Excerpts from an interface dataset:
_ _ _ _ _ _ _
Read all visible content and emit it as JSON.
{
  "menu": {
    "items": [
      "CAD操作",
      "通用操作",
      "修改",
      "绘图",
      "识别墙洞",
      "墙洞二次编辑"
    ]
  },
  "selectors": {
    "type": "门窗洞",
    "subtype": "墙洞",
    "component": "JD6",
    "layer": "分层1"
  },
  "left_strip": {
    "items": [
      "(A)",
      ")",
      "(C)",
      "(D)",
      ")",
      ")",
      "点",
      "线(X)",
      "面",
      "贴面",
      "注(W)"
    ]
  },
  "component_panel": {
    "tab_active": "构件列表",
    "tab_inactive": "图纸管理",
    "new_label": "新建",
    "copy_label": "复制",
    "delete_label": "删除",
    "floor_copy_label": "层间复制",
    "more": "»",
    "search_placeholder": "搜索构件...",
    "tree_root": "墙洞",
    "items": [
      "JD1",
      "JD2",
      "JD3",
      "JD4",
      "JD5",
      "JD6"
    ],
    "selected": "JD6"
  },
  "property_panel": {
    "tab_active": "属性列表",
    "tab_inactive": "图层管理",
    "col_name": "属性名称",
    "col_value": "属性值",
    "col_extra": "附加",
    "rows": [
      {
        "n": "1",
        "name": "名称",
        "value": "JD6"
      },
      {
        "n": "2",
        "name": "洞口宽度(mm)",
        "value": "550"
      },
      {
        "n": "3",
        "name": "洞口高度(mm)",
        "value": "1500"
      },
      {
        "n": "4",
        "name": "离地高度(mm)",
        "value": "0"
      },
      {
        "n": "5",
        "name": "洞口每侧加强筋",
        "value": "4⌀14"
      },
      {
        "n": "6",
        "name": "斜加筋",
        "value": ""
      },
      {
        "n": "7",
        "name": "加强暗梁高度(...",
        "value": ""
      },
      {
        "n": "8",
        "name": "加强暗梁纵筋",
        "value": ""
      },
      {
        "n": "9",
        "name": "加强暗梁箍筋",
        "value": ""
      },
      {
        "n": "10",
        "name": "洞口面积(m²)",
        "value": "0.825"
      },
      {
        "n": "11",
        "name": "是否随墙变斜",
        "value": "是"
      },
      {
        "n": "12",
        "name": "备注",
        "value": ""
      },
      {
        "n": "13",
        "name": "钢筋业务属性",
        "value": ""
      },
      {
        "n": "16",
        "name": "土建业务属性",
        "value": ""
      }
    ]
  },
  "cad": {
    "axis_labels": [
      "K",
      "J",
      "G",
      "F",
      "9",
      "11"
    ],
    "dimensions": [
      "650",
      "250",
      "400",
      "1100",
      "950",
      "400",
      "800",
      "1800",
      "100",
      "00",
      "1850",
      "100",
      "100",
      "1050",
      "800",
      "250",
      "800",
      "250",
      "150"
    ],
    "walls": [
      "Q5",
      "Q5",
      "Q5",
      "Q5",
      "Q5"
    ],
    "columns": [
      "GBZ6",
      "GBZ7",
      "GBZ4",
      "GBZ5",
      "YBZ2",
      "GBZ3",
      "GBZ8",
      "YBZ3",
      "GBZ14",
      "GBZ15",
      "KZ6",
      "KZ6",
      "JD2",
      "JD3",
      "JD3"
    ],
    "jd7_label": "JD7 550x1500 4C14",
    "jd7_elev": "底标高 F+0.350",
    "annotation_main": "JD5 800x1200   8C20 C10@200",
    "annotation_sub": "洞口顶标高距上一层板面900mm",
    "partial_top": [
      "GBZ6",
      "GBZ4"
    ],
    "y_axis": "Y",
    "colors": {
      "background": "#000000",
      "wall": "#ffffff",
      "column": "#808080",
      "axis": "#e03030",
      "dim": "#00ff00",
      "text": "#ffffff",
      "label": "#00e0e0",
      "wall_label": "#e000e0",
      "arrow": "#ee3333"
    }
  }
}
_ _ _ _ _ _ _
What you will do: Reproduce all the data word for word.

Written response:
Read all visible content and emit it as JSON.
{
  "menu": {
    "items": [
      "CAD操作",
      "通用操作",
      "修改",
      "绘图",
      "识别墙洞",
      "墙洞二次编辑"
    ]
  },
  "selectors": {
    "type": "门窗洞",
    "subtype": "墙洞",
    "component": "JD6",
    "layer": "分层1"
  },
  "left_strip": {
    "items": [
      "(A)",
      ")",
      "(C)",
      "(D)",
      ")",
      ")",
      "点",
      "线(X)",
      "面",
      "贴面",
      "注(W)"
    ]
  },
  "component_panel": {
    "tab_active": "构件列表",
    "tab_inactive": "图纸管理",
    "new_label": "新建",
    "copy_label": "复制",
    "delete_label": "删除",
    "floor_copy_label": "层间复制",
    "more": "»",
    "search_placeholder": "搜索构件...",
    "tree_root": "墙洞",
    "items": [
      "JD1",
      "JD2",
      "JD3",
      "JD4",
      "JD5",
      "JD6"
    ],
    "selected": "JD6"
  },
  "property_panel": {
    "tab_active": "属性列表",
    "tab_inactive": "图层管理",
    "col_name": "属性名称",
    "col_value": "属性值",
    "col_extra": "附加",
    "rows": [
      {
        "n": "1",
        "name": "名称",
        "value": "JD6"
      },
      {
        "n": "2",
        "name": "洞口宽度(mm)",
        "value": "550"
      },
      {
        "n": "3",
        "name": "洞口高度(mm)",
        "value": "1500"
      },
      {
        "n": "4",
        "name": "离地高度(mm)",
        "value": "0"
      },
      {
        "n": "5",
        "name": "洞口每侧加强筋",
        "value": "4⌀14"
      },
      {
        "n": "6",
        "name": "斜加筋",
        "value": ""
      },
      {
        "n": "7",
        "name": "加强暗梁高度(...",
        "value": ""
      },
      {
        "n": "8",
        "name": "加强暗梁纵筋",
        "value": ""
      },
      {
        "n": "9",
        "name": "加强暗梁箍筋",
        "value": ""
      },
      {
        "n": "10",
        "name": "洞口面积(m²)",
        "value": "0.825"
      },
      {
        "n": "11",
        "name": "是否随墙变斜",
        "value": "是"
      },
      {
        "n": "12",
        "name": "备注",
        "value": ""
      },
      {
        "n": "13",
        "name": "钢筋业务属性",
        "value": ""
      },
      {
        "n": "16",
        "name": "土建业务属性",
        "value": ""
      }
    ]
  },
  "cad": {
    "axis_labels": [
      "K",
      "J",
      "G",
      "F",
      "9",
      "11"
    ],
    "dimensions": [
      "650",
      "250",
      "400",
      "1100",
      "950",
      "400",
      "800",
      "1800",
      "100",
      "00",
      "1850",
      "100",
      "100",
      "1050",
      "800",
      "250",
      "800",
      "250",
      "150"
    ],
    "walls": [
      "Q5",
      "Q5",
      "Q5",
      "Q5",
      "Q5"
    ],
    "columns": [
      "GBZ6",
      "GBZ7",
      "GBZ4",
      "GBZ5",
      "YBZ2",
      "GBZ3",
      "GBZ8",
      "YBZ3",
      "GBZ14",
      "GBZ15",
      "KZ6",
      "KZ6",
      "JD2",
      "JD3",
      "JD3"
    ],
    "jd7_label": "JD7 550x1500 4C14",
    "jd7_elev": "底标高 F+0.350",
    "annotation_main": "JD5 800x1200   8C20 C10@200",
    "annotation_sub": "洞口顶标高距上一层板面900mm",
    "partial_top": [
      "GBZ6",
      "GBZ4"
    ],
    "y_axis": "Y",
    "colors": {
      "background": "#000000",
      "wall": "#ffffff",
      "column": "#808080",
      "axis": "#e03030",
      "dim": "#00ff00",
      "text": "#ffffff",
      "label": "#00e0e0",
      "wall_label": "#e000e0",
      "arrow": "#ee3333"
    }
  }
}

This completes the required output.